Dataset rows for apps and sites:
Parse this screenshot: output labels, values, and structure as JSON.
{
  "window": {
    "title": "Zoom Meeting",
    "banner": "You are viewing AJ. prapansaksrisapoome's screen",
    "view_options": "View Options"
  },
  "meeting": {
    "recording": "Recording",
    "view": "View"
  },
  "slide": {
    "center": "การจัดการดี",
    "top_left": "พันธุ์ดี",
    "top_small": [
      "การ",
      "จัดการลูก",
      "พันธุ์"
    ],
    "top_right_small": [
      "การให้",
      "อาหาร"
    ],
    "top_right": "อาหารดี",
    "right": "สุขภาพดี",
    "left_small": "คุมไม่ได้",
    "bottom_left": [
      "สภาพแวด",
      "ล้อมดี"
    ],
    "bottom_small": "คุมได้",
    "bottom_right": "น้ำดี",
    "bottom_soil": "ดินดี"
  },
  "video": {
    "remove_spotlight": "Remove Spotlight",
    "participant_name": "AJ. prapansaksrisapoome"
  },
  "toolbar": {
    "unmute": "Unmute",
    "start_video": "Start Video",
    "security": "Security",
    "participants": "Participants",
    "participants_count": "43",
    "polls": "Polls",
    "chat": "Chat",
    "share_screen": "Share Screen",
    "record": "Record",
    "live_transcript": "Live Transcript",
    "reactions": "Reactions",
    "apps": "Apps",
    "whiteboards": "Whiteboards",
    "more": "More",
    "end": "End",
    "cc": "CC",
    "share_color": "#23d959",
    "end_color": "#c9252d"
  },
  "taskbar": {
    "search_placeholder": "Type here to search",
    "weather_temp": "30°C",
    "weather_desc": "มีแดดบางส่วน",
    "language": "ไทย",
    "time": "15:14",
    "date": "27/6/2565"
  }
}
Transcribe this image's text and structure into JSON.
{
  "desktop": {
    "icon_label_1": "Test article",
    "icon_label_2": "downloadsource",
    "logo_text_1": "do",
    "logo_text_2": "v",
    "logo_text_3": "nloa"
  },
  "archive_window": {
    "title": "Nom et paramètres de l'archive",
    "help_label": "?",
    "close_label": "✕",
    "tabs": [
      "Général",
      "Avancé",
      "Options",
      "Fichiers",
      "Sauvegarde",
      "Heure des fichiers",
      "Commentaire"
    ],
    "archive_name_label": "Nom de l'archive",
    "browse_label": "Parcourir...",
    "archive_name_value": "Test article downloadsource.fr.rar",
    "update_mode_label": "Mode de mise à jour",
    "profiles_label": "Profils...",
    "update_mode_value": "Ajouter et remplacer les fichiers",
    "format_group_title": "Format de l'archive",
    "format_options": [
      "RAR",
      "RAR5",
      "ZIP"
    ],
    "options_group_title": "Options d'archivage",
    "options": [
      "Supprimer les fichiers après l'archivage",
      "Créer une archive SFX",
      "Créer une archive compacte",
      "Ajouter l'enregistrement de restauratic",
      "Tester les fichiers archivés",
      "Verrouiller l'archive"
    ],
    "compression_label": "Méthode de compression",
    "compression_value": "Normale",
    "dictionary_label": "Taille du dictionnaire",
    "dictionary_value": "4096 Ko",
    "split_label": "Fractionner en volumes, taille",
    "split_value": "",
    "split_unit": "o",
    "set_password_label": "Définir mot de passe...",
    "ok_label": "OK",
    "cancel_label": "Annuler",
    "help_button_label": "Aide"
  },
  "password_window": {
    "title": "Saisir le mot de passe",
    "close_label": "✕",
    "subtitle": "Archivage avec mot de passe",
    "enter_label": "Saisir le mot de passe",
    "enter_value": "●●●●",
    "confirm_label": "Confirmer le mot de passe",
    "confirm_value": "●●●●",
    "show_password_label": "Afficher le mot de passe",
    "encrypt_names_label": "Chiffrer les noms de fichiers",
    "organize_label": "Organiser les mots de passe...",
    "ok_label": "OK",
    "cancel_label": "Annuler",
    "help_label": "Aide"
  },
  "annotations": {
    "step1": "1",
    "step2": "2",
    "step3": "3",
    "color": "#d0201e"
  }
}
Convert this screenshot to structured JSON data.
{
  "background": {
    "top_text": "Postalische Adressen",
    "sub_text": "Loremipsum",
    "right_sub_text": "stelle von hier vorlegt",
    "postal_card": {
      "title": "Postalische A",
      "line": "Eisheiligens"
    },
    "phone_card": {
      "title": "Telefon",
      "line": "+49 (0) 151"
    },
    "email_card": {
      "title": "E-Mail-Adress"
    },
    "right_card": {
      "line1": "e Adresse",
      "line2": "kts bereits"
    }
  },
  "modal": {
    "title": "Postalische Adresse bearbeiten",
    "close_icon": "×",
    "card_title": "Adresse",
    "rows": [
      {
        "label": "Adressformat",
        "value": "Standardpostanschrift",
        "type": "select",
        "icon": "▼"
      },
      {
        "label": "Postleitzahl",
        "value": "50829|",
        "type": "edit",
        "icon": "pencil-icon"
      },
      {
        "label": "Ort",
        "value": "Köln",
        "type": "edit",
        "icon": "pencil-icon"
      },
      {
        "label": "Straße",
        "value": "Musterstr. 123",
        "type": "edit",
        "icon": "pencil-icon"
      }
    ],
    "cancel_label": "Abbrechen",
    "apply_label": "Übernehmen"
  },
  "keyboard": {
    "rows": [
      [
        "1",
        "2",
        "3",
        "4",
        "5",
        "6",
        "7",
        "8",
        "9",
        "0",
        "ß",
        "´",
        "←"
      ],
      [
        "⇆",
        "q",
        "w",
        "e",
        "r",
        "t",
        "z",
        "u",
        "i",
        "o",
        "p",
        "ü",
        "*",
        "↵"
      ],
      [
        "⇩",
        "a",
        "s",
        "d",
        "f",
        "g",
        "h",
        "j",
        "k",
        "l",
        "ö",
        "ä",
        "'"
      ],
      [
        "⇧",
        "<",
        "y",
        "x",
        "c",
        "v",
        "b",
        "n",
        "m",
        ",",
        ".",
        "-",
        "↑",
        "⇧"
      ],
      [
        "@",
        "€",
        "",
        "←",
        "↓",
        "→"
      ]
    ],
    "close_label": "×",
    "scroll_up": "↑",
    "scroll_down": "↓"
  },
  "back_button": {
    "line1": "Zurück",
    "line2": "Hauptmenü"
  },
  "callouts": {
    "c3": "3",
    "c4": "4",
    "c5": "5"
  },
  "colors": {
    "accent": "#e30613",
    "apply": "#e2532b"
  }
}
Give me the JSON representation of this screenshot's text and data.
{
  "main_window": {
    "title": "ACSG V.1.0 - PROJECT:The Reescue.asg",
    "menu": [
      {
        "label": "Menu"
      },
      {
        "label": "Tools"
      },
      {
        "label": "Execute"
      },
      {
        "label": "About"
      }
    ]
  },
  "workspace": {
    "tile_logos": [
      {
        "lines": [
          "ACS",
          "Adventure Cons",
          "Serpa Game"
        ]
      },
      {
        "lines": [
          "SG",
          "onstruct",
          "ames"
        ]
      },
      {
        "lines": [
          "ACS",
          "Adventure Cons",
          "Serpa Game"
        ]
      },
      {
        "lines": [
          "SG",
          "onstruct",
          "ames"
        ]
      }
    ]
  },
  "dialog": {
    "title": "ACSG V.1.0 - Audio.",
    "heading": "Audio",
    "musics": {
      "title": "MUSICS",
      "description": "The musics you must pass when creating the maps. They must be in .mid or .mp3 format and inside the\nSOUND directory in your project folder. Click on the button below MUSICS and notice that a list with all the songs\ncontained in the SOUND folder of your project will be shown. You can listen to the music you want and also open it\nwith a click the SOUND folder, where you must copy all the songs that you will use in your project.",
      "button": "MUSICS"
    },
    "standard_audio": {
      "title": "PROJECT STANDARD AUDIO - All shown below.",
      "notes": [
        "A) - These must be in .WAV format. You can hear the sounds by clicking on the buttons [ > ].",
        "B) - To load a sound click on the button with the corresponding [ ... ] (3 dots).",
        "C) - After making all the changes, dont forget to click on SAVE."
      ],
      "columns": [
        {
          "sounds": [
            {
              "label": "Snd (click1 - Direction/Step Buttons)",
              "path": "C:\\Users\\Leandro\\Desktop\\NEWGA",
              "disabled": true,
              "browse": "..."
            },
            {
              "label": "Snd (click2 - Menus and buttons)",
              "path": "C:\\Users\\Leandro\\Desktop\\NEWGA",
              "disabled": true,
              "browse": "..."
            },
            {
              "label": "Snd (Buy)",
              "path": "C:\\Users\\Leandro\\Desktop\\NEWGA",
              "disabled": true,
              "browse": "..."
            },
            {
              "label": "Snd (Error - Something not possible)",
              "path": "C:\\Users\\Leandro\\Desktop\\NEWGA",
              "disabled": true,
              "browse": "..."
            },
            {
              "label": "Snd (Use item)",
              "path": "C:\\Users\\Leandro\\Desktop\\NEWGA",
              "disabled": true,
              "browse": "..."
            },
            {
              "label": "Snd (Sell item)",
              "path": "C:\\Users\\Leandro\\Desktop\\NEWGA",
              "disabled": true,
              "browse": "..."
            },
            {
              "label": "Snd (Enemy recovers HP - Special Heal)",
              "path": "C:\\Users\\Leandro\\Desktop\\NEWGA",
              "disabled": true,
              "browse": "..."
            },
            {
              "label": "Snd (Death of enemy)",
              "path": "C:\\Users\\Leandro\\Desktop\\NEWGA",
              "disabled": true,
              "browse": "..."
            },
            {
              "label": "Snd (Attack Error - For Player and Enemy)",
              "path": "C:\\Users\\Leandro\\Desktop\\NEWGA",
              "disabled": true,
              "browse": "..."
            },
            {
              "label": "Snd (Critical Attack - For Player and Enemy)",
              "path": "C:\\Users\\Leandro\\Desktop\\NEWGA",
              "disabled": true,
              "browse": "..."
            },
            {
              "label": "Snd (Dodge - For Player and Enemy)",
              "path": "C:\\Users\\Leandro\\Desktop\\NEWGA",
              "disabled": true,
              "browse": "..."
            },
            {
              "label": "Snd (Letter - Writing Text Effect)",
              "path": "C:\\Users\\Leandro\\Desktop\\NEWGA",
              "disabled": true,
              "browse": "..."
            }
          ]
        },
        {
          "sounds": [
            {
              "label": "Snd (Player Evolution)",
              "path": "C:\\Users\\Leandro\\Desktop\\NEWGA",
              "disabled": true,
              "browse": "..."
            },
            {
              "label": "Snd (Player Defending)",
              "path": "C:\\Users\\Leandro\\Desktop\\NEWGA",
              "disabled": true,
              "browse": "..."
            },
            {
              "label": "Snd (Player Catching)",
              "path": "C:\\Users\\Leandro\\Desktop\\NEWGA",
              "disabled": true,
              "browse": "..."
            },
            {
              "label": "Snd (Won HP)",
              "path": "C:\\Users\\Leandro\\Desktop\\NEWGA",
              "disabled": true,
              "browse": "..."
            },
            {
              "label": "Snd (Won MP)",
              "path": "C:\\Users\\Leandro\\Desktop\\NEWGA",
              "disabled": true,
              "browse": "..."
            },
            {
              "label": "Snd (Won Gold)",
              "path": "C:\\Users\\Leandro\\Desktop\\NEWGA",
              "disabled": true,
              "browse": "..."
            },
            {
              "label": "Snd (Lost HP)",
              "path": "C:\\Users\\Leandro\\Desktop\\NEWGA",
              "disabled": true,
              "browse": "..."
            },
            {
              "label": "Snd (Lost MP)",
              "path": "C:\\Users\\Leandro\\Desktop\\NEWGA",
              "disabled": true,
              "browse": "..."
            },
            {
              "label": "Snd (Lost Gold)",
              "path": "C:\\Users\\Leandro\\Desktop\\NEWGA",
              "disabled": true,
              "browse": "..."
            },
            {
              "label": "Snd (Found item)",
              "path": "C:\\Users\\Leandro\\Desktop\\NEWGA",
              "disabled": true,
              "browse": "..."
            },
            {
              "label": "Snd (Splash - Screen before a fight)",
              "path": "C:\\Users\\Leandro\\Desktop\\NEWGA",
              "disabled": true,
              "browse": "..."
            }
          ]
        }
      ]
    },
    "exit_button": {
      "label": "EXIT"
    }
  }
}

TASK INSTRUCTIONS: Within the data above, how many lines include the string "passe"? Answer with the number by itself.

ANSWER BOX: 7